*** Data Section Begins ***

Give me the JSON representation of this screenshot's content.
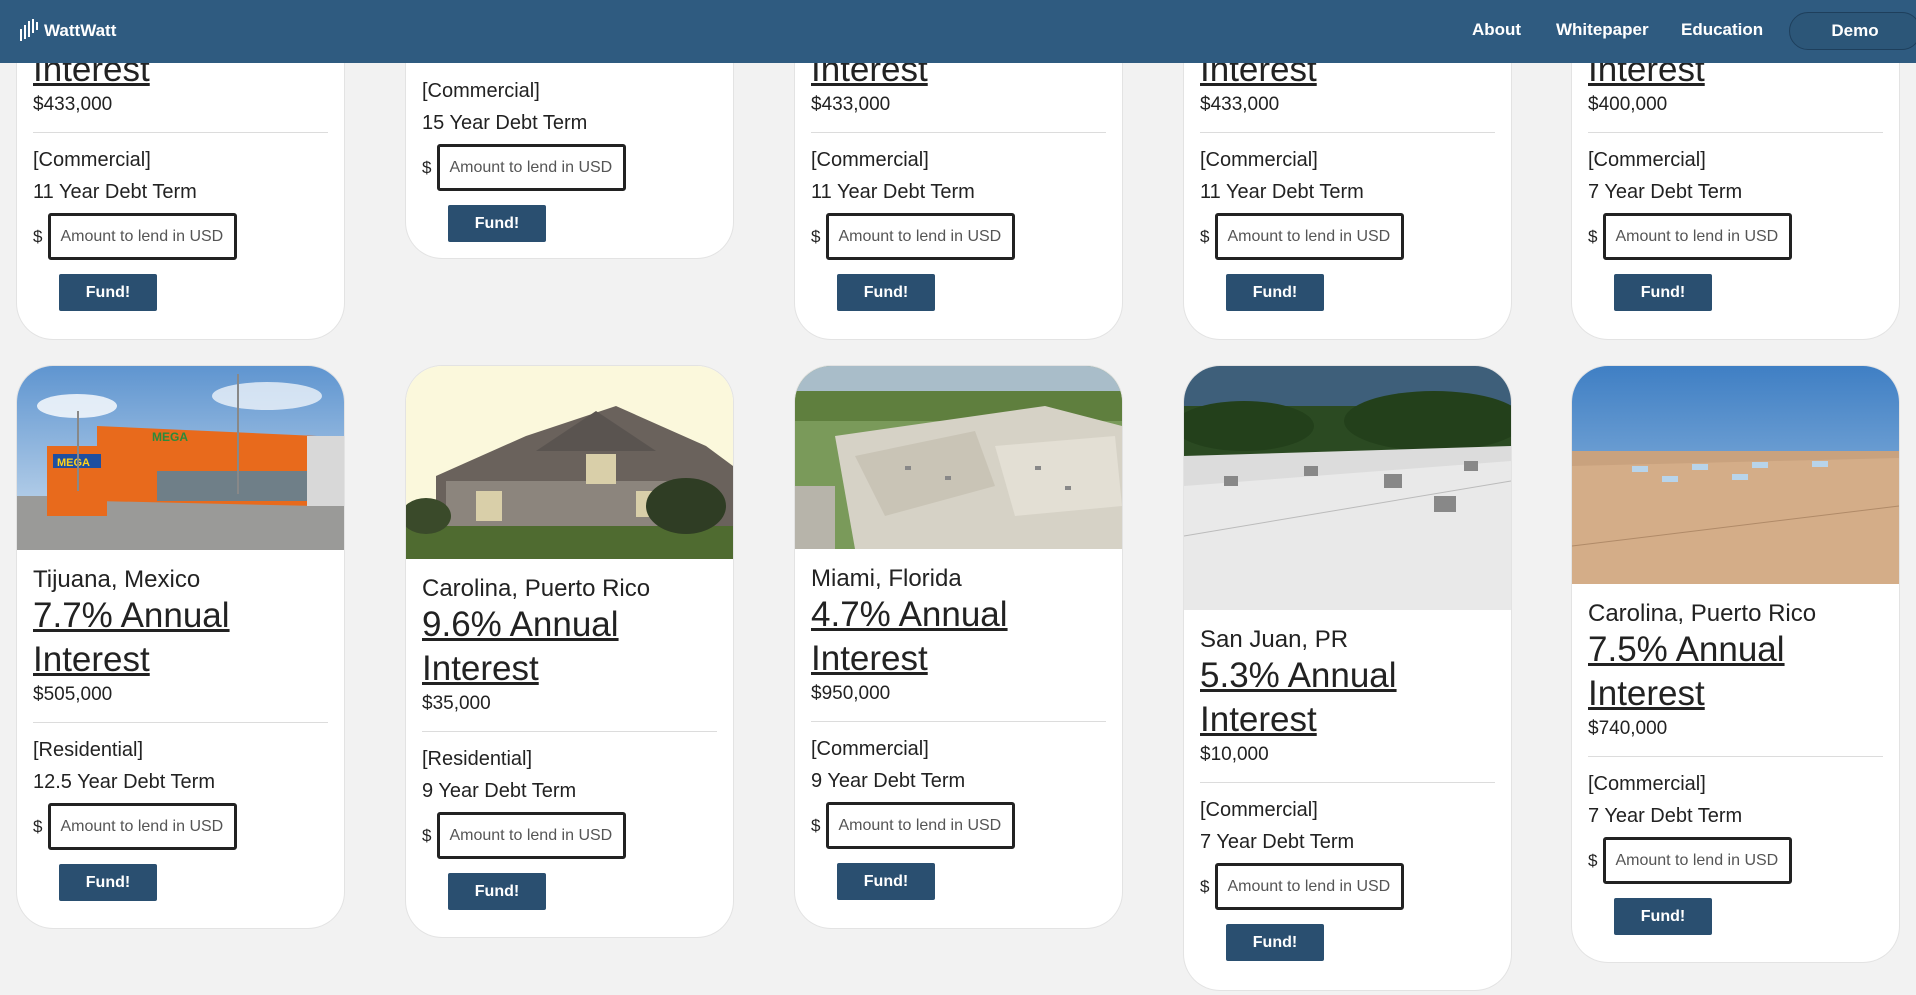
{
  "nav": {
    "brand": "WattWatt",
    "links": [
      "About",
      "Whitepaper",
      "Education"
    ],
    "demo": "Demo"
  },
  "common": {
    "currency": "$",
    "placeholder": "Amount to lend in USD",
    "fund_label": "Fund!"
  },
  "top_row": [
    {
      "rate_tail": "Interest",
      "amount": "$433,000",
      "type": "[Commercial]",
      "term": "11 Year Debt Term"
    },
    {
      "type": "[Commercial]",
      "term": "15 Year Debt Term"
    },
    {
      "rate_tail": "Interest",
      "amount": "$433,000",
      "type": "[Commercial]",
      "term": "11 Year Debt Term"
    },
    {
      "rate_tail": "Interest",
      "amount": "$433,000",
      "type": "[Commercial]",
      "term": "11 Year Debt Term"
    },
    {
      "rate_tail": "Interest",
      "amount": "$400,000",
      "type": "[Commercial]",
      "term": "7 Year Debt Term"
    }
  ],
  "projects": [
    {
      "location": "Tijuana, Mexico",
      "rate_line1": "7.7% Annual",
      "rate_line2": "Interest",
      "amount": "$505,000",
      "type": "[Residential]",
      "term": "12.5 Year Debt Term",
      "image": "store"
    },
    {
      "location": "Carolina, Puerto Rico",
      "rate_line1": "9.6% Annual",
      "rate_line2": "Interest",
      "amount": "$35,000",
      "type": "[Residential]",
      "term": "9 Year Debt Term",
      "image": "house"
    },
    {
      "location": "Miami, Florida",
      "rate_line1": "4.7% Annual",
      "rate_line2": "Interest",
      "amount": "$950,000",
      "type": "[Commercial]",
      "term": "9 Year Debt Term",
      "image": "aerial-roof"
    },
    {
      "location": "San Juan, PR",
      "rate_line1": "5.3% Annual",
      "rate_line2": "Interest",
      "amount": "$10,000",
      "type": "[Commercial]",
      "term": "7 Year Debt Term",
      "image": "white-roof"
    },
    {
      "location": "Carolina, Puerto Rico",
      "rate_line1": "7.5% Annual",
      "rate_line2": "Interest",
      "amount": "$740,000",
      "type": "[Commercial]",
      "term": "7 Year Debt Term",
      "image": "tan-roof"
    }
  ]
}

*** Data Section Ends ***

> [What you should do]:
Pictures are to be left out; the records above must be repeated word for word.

> [Solution to the problem]:
Give me the JSON representation of this screenshot's content.
{
  "nav": {
    "brand": "WattWatt",
    "links": [
      "About",
      "Whitepaper",
      "Education"
    ],
    "demo": "Demo"
  },
  "common": {
    "currency": "$",
    "placeholder": "Amount to lend in USD",
    "fund_label": "Fund!"
  },
  "top_row": [
    {
      "rate_tail": "Interest",
      "amount": "$433,000",
      "type": "[Commercial]",
      "term": "11 Year Debt Term"
    },
    {
      "type": "[Commercial]",
      "term": "15 Year Debt Term"
    },
    {
      "rate_tail": "Interest",
      "amount": "$433,000",
      "type": "[Commercial]",
      "term": "11 Year Debt Term"
    },
    {
      "rate_tail": "Interest",
      "amount": "$433,000",
      "type": "[Commercial]",
      "term": "11 Year Debt Term"
    },
    {
      "rate_tail": "Interest",
      "amount": "$400,000",
      "type": "[Commercial]",
      "term": "7 Year Debt Term"
    }
  ],
  "projects": [
    {
      "location": "Tijuana, Mexico",
      "rate_line1": "7.7% Annual",
      "rate_line2": "Interest",
      "amount": "$505,000",
      "type": "[Residential]",
      "term": "12.5 Year Debt Term",
      "image": "store"
    },
    {
      "location": "Carolina, Puerto Rico",
      "rate_line1": "9.6% Annual",
      "rate_line2": "Interest",
      "amount": "$35,000",
      "type": "[Residential]",
      "term": "9 Year Debt Term",
      "image": "house"
    },
    {
      "location": "Miami, Florida",
      "rate_line1": "4.7% Annual",
      "rate_line2": "Interest",
      "amount": "$950,000",
      "type": "[Commercial]",
      "term": "9 Year Debt Term",
      "image": "aerial-roof"
    },
    {
      "location": "San Juan, PR",
      "rate_line1": "5.3% Annual",
      "rate_line2": "Interest",
      "amount": "$10,000",
      "type": "[Commercial]",
      "term": "7 Year Debt Term",
      "image": "white-roof"
    },
    {
      "location": "Carolina, Puerto Rico",
      "rate_line1": "7.5% Annual",
      "rate_line2": "Interest",
      "amount": "$740,000",
      "type": "[Commercial]",
      "term": "7 Year Debt Term",
      "image": "tan-roof"
    }
  ]
}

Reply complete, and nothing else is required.